* [Provided records]
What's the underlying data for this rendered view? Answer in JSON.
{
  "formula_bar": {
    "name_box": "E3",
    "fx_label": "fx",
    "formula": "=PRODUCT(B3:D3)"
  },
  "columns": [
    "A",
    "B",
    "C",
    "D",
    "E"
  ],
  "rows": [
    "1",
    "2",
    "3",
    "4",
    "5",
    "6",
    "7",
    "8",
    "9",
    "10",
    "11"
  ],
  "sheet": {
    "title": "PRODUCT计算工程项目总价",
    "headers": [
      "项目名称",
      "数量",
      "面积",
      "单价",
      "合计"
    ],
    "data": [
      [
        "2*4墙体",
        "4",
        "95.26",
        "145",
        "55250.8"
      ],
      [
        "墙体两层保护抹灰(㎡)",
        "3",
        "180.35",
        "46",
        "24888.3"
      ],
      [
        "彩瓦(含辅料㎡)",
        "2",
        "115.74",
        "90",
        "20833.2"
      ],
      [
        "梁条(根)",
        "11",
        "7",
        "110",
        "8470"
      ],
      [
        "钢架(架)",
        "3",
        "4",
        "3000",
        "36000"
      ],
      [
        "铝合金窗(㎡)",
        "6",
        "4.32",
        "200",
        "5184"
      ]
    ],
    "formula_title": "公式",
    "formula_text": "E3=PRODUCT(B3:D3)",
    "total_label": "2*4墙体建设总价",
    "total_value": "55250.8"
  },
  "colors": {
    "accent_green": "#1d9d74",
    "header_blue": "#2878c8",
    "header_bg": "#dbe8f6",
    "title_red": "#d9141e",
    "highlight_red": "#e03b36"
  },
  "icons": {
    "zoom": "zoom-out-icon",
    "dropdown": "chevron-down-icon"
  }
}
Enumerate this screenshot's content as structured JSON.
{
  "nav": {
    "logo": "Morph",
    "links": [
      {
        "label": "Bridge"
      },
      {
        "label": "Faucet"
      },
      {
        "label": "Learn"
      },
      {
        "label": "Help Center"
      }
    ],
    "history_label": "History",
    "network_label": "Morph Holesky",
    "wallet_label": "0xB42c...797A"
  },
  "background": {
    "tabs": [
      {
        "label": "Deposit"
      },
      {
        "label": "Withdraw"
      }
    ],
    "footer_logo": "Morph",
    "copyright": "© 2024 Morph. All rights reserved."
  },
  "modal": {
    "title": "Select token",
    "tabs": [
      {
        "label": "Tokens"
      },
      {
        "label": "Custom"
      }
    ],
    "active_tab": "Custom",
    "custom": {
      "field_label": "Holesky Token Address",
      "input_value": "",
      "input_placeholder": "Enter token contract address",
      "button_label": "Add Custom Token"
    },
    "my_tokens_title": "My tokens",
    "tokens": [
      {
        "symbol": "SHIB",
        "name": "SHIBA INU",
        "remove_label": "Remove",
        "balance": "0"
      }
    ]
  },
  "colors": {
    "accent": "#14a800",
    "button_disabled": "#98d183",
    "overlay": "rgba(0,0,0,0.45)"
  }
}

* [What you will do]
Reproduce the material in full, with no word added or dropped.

* [Result of this task]
What's the underlying data for this rendered view? Answer in JSON.
{
  "formula_bar": {
    "name_box": "E3",
    "fx_label": "fx",
    "formula": "=PRODUCT(B3:D3)"
  },
  "columns": [
    "A",
    "B",
    "C",
    "D",
    "E"
  ],
  "rows": [
    "1",
    "2",
    "3",
    "4",
    "5",
    "6",
    "7",
    "8",
    "9",
    "10",
    "11"
  ],
  "sheet": {
    "title": "PRODUCT计算工程项目总价",
    "headers": [
      "项目名称",
      "数量",
      "面积",
      "单价",
      "合计"
    ],
    "data": [
      [
        "2*4墙体",
        "4",
        "95.26",
        "145",
        "55250.8"
      ],
      [
        "墙体两层保护抹灰(㎡)",
        "3",
        "180.35",
        "46",
        "24888.3"
      ],
      [
        "彩瓦(含辅料㎡)",
        "2",
        "115.74",
        "90",
        "20833.2"
      ],
      [
        "梁条(根)",
        "11",
        "7",
        "110",
        "8470"
      ],
      [
        "钢架(架)",
        "3",
        "4",
        "3000",
        "36000"
      ],
      [
        "铝合金窗(㎡)",
        "6",
        "4.32",
        "200",
        "5184"
      ]
    ],
    "formula_title": "公式",
    "formula_text": "E3=PRODUCT(B3:D3)",
    "total_label": "2*4墙体建设总价",
    "total_value": "55250.8"
  },
  "colors": {
    "accent_green": "#1d9d74",
    "header_blue": "#2878c8",
    "header_bg": "#dbe8f6",
    "title_red": "#d9141e",
    "highlight_red": "#e03b36"
  },
  "icons": {
    "zoom": "zoom-out-icon",
    "dropdown": "chevron-down-icon"
  }
}
Enumerate this screenshot's content as structured JSON.
{
  "nav": {
    "logo": "Morph",
    "links": [
      {
        "label": "Bridge"
      },
      {
        "label": "Faucet"
      },
      {
        "label": "Learn"
      },
      {
        "label": "Help Center"
      }
    ],
    "history_label": "History",
    "network_label": "Morph Holesky",
    "wallet_label": "0xB42c...797A"
  },
  "background": {
    "tabs": [
      {
        "label": "Deposit"
      },
      {
        "label": "Withdraw"
      }
    ],
    "footer_logo": "Morph",
    "copyright": "© 2024 Morph. All rights reserved."
  },
  "modal": {
    "title": "Select token",
    "tabs": [
      {
        "label": "Tokens"
      },
      {
        "label": "Custom"
      }
    ],
    "active_tab": "Custom",
    "custom": {
      "field_label": "Holesky Token Address",
      "input_value": "",
      "input_placeholder": "Enter token contract address",
      "button_label": "Add Custom Token"
    },
    "my_tokens_title": "My tokens",
    "tokens": [
      {
        "symbol": "SHIB",
        "name": "SHIBA INU",
        "remove_label": "Remove",
        "balance": "0"
      }
    ]
  },
  "colors": {
    "accent": "#14a800",
    "button_disabled": "#98d183",
    "overlay": "rgba(0,0,0,0.45)"
  }
}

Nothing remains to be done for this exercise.